It is also worth noting that this change comes hand in hand with a cynical move to reduce the budget and capacity of the ONS (Office of National Statistics) which has a very important role in the independent analysis of public health data! http://www.theguardian.com/society/2013/jul/10/public-health-statistics-publish-cuts-cameron
So although it would be nice to think that the move to make care data accessible for research was motivated by the desire for scientific progress, the evidence suggests otherwise.
And if you go to the page which tells you what approvals you need to get that personal confidential data you'll find...
"What approvals do I need if I want to apply for personal confidential data?
f you wish to apply for personal confidential data you will need one of the following:
The consent of the individuals to whom the data relates. In this case you will need to provide evidence of the consent of the individuals concerned, i.e. the consent form and consent information literature. These will be reviewed by the HSCIC to ensure they are appropriate and, where necessary, approval will be sought from the Data Access Advisory Group (DAAG).
Approval under Regulation 5 of the Health Service (Control of Patient Information) Regulations 2002 (anecdotally known as 'section 251 support'). In this case you will need to provide evidence of approval under section 251, i.e. a letter from the Health Research Authority Confidentiality Advisory Group (HRA CAG).Or,
The appropriate statutory regulation covering your organisation for the work required.
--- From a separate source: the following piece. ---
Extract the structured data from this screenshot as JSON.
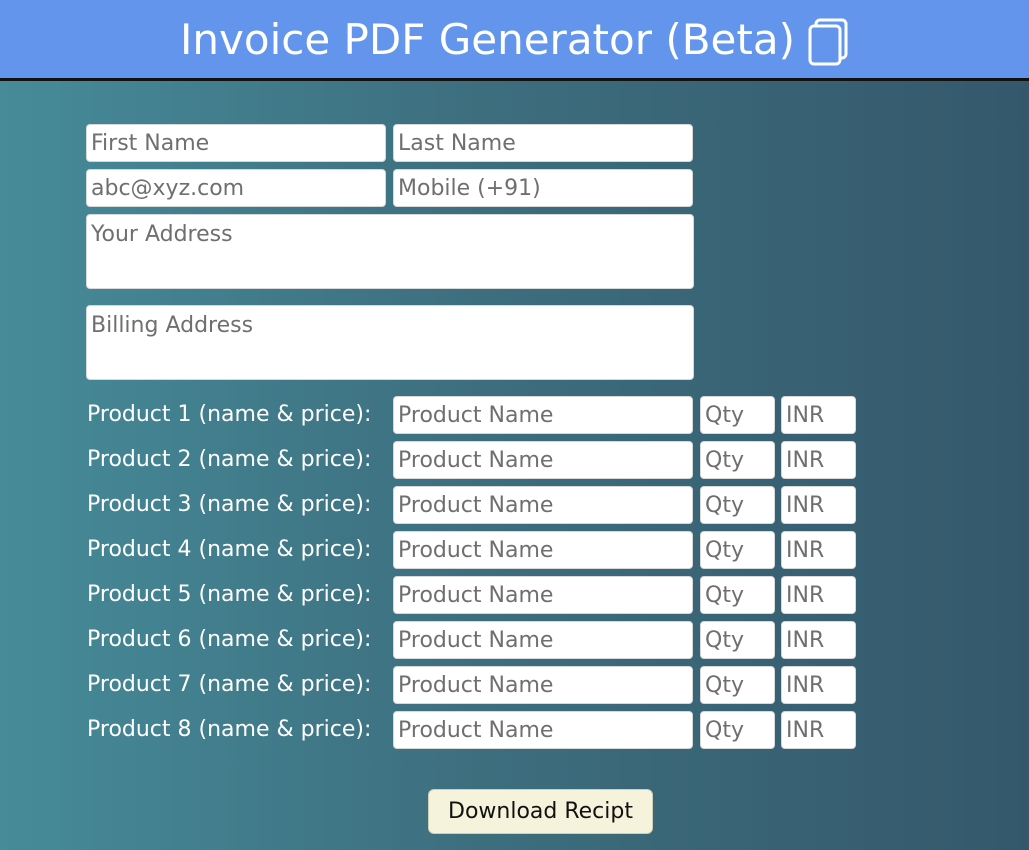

In this case you will need to provide evidence of the statutory regulation concerned. This will be reviewed by the HSCIC to ensure it is appropriate.
Note: one exception to this is when bespoke data linkage is requested by a clinical care team in order to carry out audit or research projects in their service. In these cases, evidence will need to be provided as part of the application, such as a letter from HRA or the clinical lead."
Some time, perhaps in a future post (!), I'm eager to hear Cory's advice on the dilemma over research use of "anonymous" health records. I couldn't discern his bottom line from this post (it may be a work in progress).
Here are a couple stark options (but I know I'm missing the clever in between compromises).
Option #1. Disallow research use of health records even in anonymous form. Cory argues that the technology for making the records anonymous is flawed. We could simply say, "research and knowledge cannot move forward in this direction, however valuable, because of the confidentiality concerns." This option seems contrary to Cory's usual view of things.
Option #2. Improve the technology for making records anonymous and then move forward with allowing research access. In a sense, research with successfully anonymous records is similar in spirit to research with aggregated data, which nobody doubts is a good thing. I could not tell if Cory really is optimistic that, with more elbow grease, a good system for anonymyzing data is possible.
Does this include Scotland? Although we are ( for the moment ) part of the UK the info I found on this refers to NHS England.
No this is only relevant to England! NHS Scotland and NHS Wales are separate entities with different legislation.
Another option would be for the records to never leave NHS. Companies that want to do research with the medical dataset would submit their queries to NHS who would return the results. This wouldn't be nearly as convenient as having the dataset onsite to tinker with but would allow for a much great protection of personal information without removing the great opportunity that comes from such a rich dataset existing.
Here in the States we're watching the episodes in Downton Abbey where the modern managerial class shows up and starts bossing the aristocrats around. I guess Julian Fellows' apologia for the ancien regime is redundant with the NHS making his point like that.